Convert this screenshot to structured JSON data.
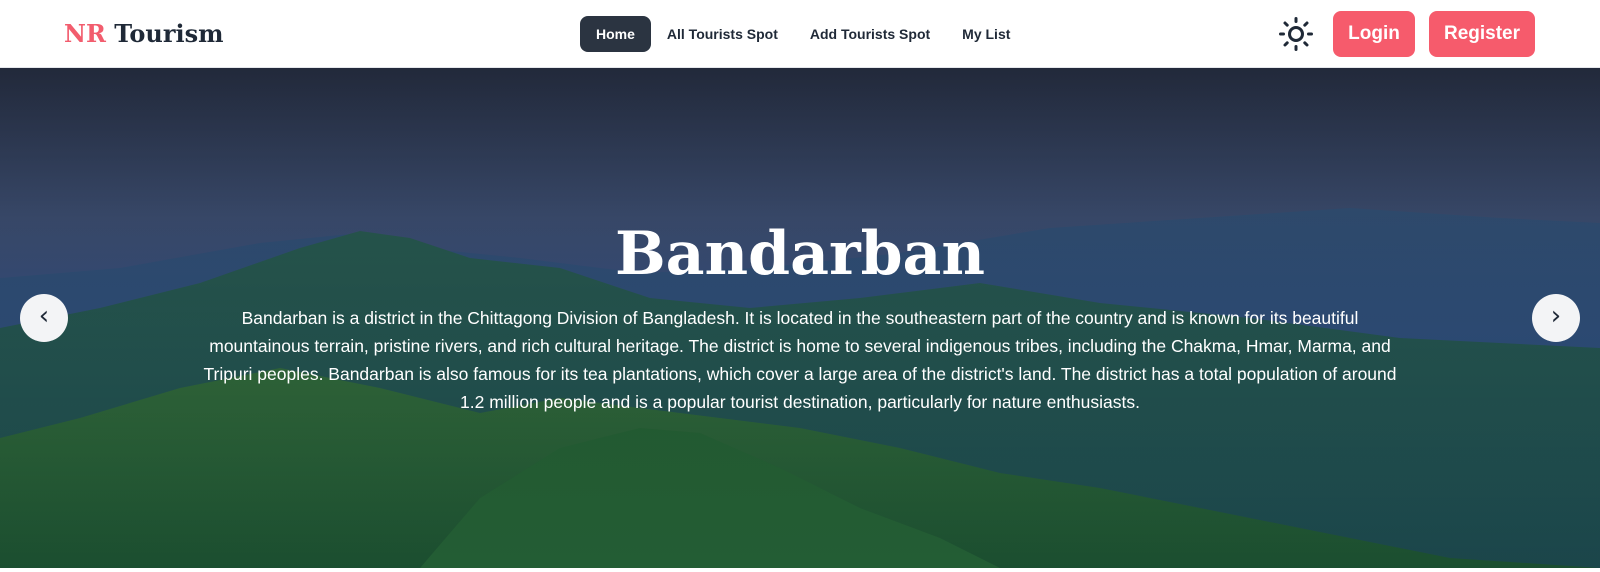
{
  "brand": {
    "accent": "NR",
    "name": "Tourism"
  },
  "nav": {
    "items": [
      {
        "label": "Home",
        "active": true
      },
      {
        "label": "All Tourists Spot",
        "active": false
      },
      {
        "label": "Add Tourists Spot",
        "active": false
      },
      {
        "label": "My List",
        "active": false
      }
    ]
  },
  "theme_toggle": {
    "icon": "sun-icon"
  },
  "auth": {
    "login_label": "Login",
    "register_label": "Register"
  },
  "hero": {
    "title": "Bandarban",
    "description": "Bandarban is a district in the Chittagong Division of Bangladesh. It is located in the southeastern part of the country and is known for its beautiful mountainous terrain, pristine rivers, and rich cultural heritage. The district is home to several indigenous tribes, including the Chakma, Hmar, Marma, and Tripuri peoples. Bandarban is also famous for its tea plantations, which cover a large area of the district's land. The district has a total population of around 1.2 million people and is a popular tourist destination, particularly for nature enthusiasts.",
    "prev_symbol": "‹",
    "next_symbol": "›"
  },
  "colors": {
    "brand_accent": "#f25d6e",
    "button": "#f65b6c",
    "active_nav": "#2b3441",
    "text_dark": "#1f2937"
  }
}
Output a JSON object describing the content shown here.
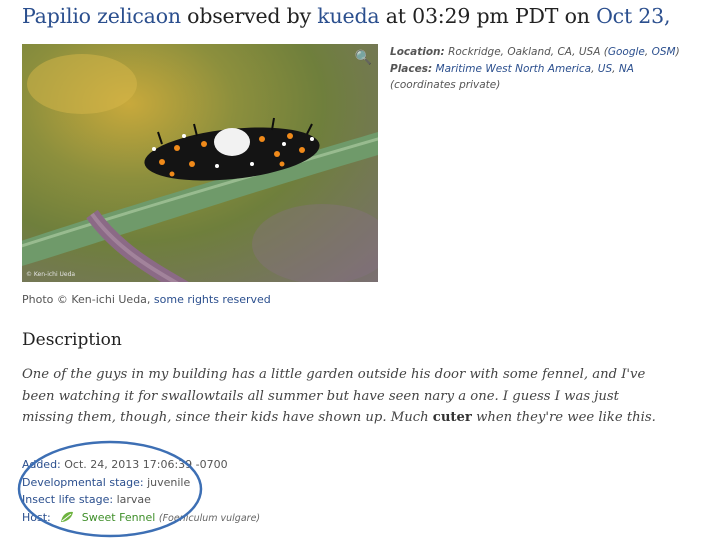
{
  "header": {
    "taxon": "Papilio zelicaon",
    "observed_by": "observed by",
    "user": "kueda",
    "at_time": "at 03:29 pm PDT on",
    "date": "Oct 23,"
  },
  "photo": {
    "zoom_icon": "magnifier-icon",
    "watermark": "© Ken-ichi Ueda"
  },
  "meta": {
    "location_label": "Location:",
    "location_value": "Rockridge, Oakland, CA, USA",
    "google_link": "Google",
    "osm_link": "OSM",
    "places_label": "Places:",
    "place_1": "Maritime West North America",
    "place_2": "US",
    "place_3": "NA",
    "coords": "(coordinates private)"
  },
  "photo_credit": {
    "text": "Photo © Ken-ichi Ueda,",
    "rights_link": "some rights reserved"
  },
  "description": {
    "heading": "Description",
    "line1": "One of the guys in my building has a little garden outside his door with some fennel, and I've",
    "line2": "been watching it for swallowtails all summer but have seen nary a one. I guess I was just",
    "line3_pre": "missing them, though, since their kids have shown up. Much",
    "line3_bold": "cuter",
    "line3_post": "when they're wee like this."
  },
  "details": {
    "added_label": "Added:",
    "added_value": "Oct. 24, 2013 17:06:39 -0700",
    "dev_label": "Developmental stage:",
    "dev_value": "juvenile",
    "insect_label": "Insect life stage:",
    "insect_value": "larvae",
    "host_label": "Host:",
    "host_icon": "leaf-icon",
    "host_value": "Sweet Fennel",
    "host_sci": "(Foeniculum vulgare)"
  },
  "colors": {
    "link": "#2b4f8e",
    "annotation_circle": "#3d6fb4",
    "host_link": "#3f8f2a"
  }
}
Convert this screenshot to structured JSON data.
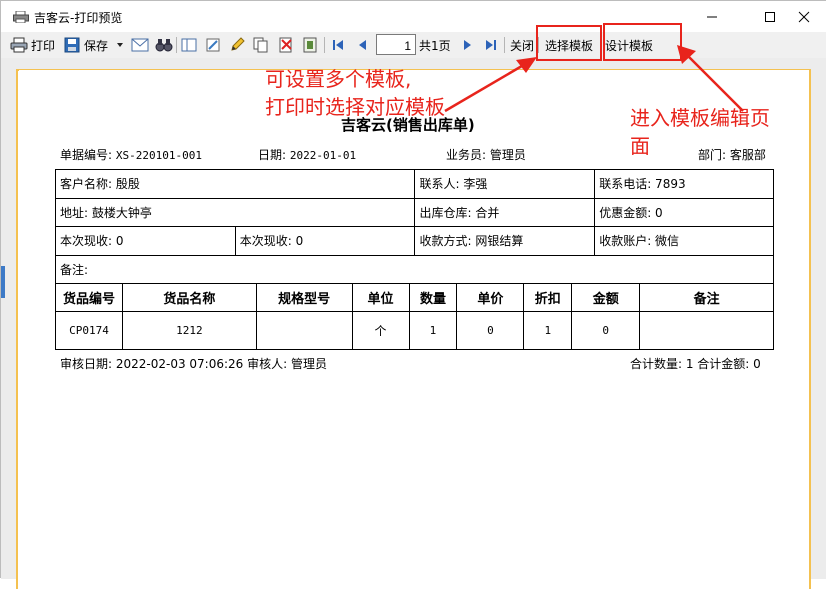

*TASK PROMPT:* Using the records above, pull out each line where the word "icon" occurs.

*COMPLETED EXERCISE:*
    "icon": "sun-icon"
    "zoom_icon": "magnifier-icon",
    "host_icon": "leaf-icon",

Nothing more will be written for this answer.